- **Task to carry out**
Below are records to retype exactly, except for the pictures.

- **Extracted information**

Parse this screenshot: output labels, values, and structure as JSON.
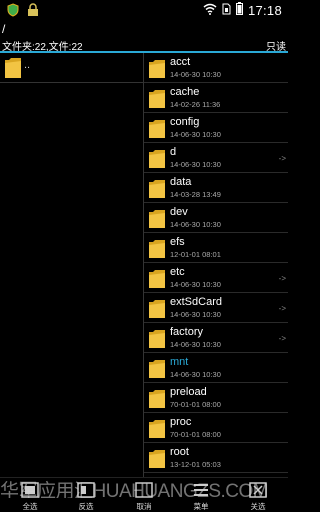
{
  "status_bar": {
    "time": "17:18",
    "icons": [
      "shield-icon",
      "lock-icon",
      "wifi-icon",
      "sim-icon",
      "battery-icon"
    ]
  },
  "header": {
    "path": "/",
    "counts": "文件夹:22,文件:22",
    "mode": "只读"
  },
  "left_pane": {
    "up_label": ".."
  },
  "right_pane": {
    "items": [
      {
        "name": "acct",
        "date": "14-06-30 10:30",
        "link": ""
      },
      {
        "name": "cache",
        "date": "14-02-26 11:36",
        "link": ""
      },
      {
        "name": "config",
        "date": "14-06-30 10:30",
        "link": ""
      },
      {
        "name": "d",
        "date": "14-06-30 10:30",
        "link": "->"
      },
      {
        "name": "data",
        "date": "14-03-28 13:49",
        "link": ""
      },
      {
        "name": "dev",
        "date": "14-06-30 10:30",
        "link": ""
      },
      {
        "name": "efs",
        "date": "12-01-01 08:01",
        "link": ""
      },
      {
        "name": "etc",
        "date": "14-06-30 10:30",
        "link": "->"
      },
      {
        "name": "extSdCard",
        "date": "14-06-30 10:30",
        "link": "->"
      },
      {
        "name": "factory",
        "date": "14-06-30 10:30",
        "link": "->"
      },
      {
        "name": "mnt",
        "date": "14-06-30 10:30",
        "link": ""
      },
      {
        "name": "preload",
        "date": "70-01-01 08:00",
        "link": ""
      },
      {
        "name": "proc",
        "date": "70-01-01 08:00",
        "link": ""
      },
      {
        "name": "root",
        "date": "13-12-01 05:03",
        "link": ""
      }
    ],
    "highlight_color": "#2aa9d6"
  },
  "toolbar": {
    "buttons": [
      {
        "label": "全选",
        "icon": "select-all-icon"
      },
      {
        "label": "反选",
        "icon": "invert-selection-icon"
      },
      {
        "label": "取消",
        "icon": "cancel-icon"
      },
      {
        "label": "菜单",
        "icon": "menu-icon"
      },
      {
        "label": "关选",
        "icon": "close-selection-icon"
      }
    ]
  },
  "watermark": "华军应用汇HUAHUANGZS.COM",
  "colors": {
    "accent": "#2aa9d6",
    "folder": "#f0c24a",
    "background": "#000000"
  }
}
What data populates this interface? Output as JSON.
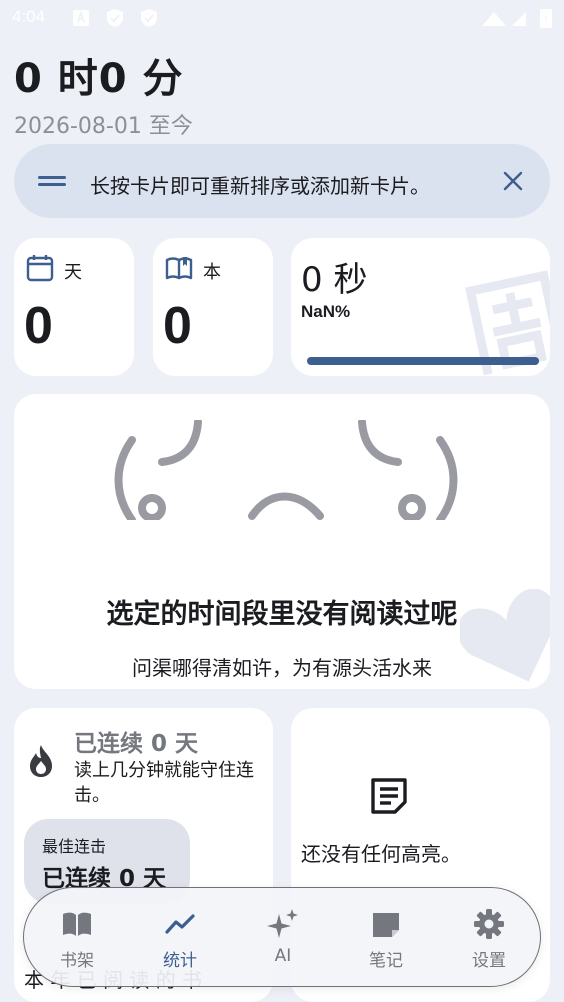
{
  "status_bar": {
    "time": "4:04"
  },
  "header": {
    "total_time": "0 时0 分",
    "date_range": "2026-08-01 至今"
  },
  "tip": {
    "text": "长按卡片即可重新排序或添加新卡片。"
  },
  "stats": {
    "days": {
      "label": "天",
      "value": "0"
    },
    "books": {
      "label": "本",
      "value": "0"
    },
    "time": {
      "value": "0 秒",
      "percent": "NaN%",
      "progress": 1.0
    }
  },
  "empty_state": {
    "kaomoji": "(｡╯︵╰｡)",
    "title": "选定的时间段里没有阅读过呢",
    "subtitle": "问渠哪得清如许，为有源头活水来"
  },
  "streak": {
    "title": "已连续 0 天",
    "description": "读上几分钟就能守住连击。",
    "best_label": "最佳连击",
    "best_value": "已连续 0 天",
    "footer": "本 年 已 阅 读 的 书"
  },
  "highlights": {
    "text": "还没有任何高亮。"
  },
  "nav": {
    "items": [
      {
        "label": "书架",
        "icon": "book-icon"
      },
      {
        "label": "统计",
        "icon": "chart-icon",
        "active": true
      },
      {
        "label": "AI",
        "icon": "sparkle-icon"
      },
      {
        "label": "笔记",
        "icon": "note-icon"
      },
      {
        "label": "设置",
        "icon": "gear-icon"
      }
    ]
  },
  "colors": {
    "accent": "#3d5f90",
    "background": "#eef0f7",
    "card": "#ffffff",
    "muted": "#75777f"
  }
}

- **Response to the task**
Parse this screenshot: output labels, values, and structure as JSON.
{
  "status_bar": {
    "time": "17:18",
    "icons": [
      "shield-icon",
      "lock-icon",
      "wifi-icon",
      "sim-icon",
      "battery-icon"
    ]
  },
  "header": {
    "path": "/",
    "counts": "文件夹:22,文件:22",
    "mode": "只读"
  },
  "left_pane": {
    "up_label": ".."
  },
  "right_pane": {
    "items": [
      {
        "name": "acct",
        "date": "14-06-30 10:30",
        "link": ""
      },
      {
        "name": "cache",
        "date": "14-02-26 11:36",
        "link": ""
      },
      {
        "name": "config",
        "date": "14-06-30 10:30",
        "link": ""
      },
      {
        "name": "d",
        "date": "14-06-30 10:30",
        "link": "->"
      },
      {
        "name": "data",
        "date": "14-03-28 13:49",
        "link": ""
      },
      {
        "name": "dev",
        "date": "14-06-30 10:30",
        "link": ""
      },
      {
        "name": "efs",
        "date": "12-01-01 08:01",
        "link": ""
      },
      {
        "name": "etc",
        "date": "14-06-30 10:30",
        "link": "->"
      },
      {
        "name": "extSdCard",
        "date": "14-06-30 10:30",
        "link": "->"
      },
      {
        "name": "factory",
        "date": "14-06-30 10:30",
        "link": "->"
      },
      {
        "name": "mnt",
        "date": "14-06-30 10:30",
        "link": ""
      },
      {
        "name": "preload",
        "date": "70-01-01 08:00",
        "link": ""
      },
      {
        "name": "proc",
        "date": "70-01-01 08:00",
        "link": ""
      },
      {
        "name": "root",
        "date": "13-12-01 05:03",
        "link": ""
      }
    ],
    "highlight_color": "#2aa9d6"
  },
  "toolbar": {
    "buttons": [
      {
        "label": "全选",
        "icon": "select-all-icon"
      },
      {
        "label": "反选",
        "icon": "invert-selection-icon"
      },
      {
        "label": "取消",
        "icon": "cancel-icon"
      },
      {
        "label": "菜单",
        "icon": "menu-icon"
      },
      {
        "label": "关选",
        "icon": "close-selection-icon"
      }
    ]
  },
  "watermark": "华军应用汇HUAHUANGZS.COM",
  "colors": {
    "accent": "#2aa9d6",
    "folder": "#f0c24a",
    "background": "#000000"
  }
}
What data populates this interface? Output as JSON.
{
  "status_bar": {
    "time": "4:04"
  },
  "header": {
    "total_time": "0 时0 分",
    "date_range": "2026-08-01 至今"
  },
  "tip": {
    "text": "长按卡片即可重新排序或添加新卡片。"
  },
  "stats": {
    "days": {
      "label": "天",
      "value": "0"
    },
    "books": {
      "label": "本",
      "value": "0"
    },
    "time": {
      "value": "0 秒",
      "percent": "NaN%",
      "progress": 1.0
    }
  },
  "empty_state": {
    "kaomoji": "(｡╯︵╰｡)",
    "title": "选定的时间段里没有阅读过呢",
    "subtitle": "问渠哪得清如许，为有源头活水来"
  },
  "streak": {
    "title": "已连续 0 天",
    "description": "读上几分钟就能守住连击。",
    "best_label": "最佳连击",
    "best_value": "已连续 0 天",
    "footer": "本 年 已 阅 读 的 书"
  },
  "highlights": {
    "text": "还没有任何高亮。"
  },
  "nav": {
    "items": [
      {
        "label": "书架",
        "icon": "book-icon"
      },
      {
        "label": "统计",
        "icon": "chart-icon",
        "active": true
      },
      {
        "label": "AI",
        "icon": "sparkle-icon"
      },
      {
        "label": "笔记",
        "icon": "note-icon"
      },
      {
        "label": "设置",
        "icon": "gear-icon"
      }
    ]
  },
  "colors": {
    "accent": "#3d5f90",
    "background": "#eef0f7",
    "card": "#ffffff",
    "muted": "#75777f"
  }
}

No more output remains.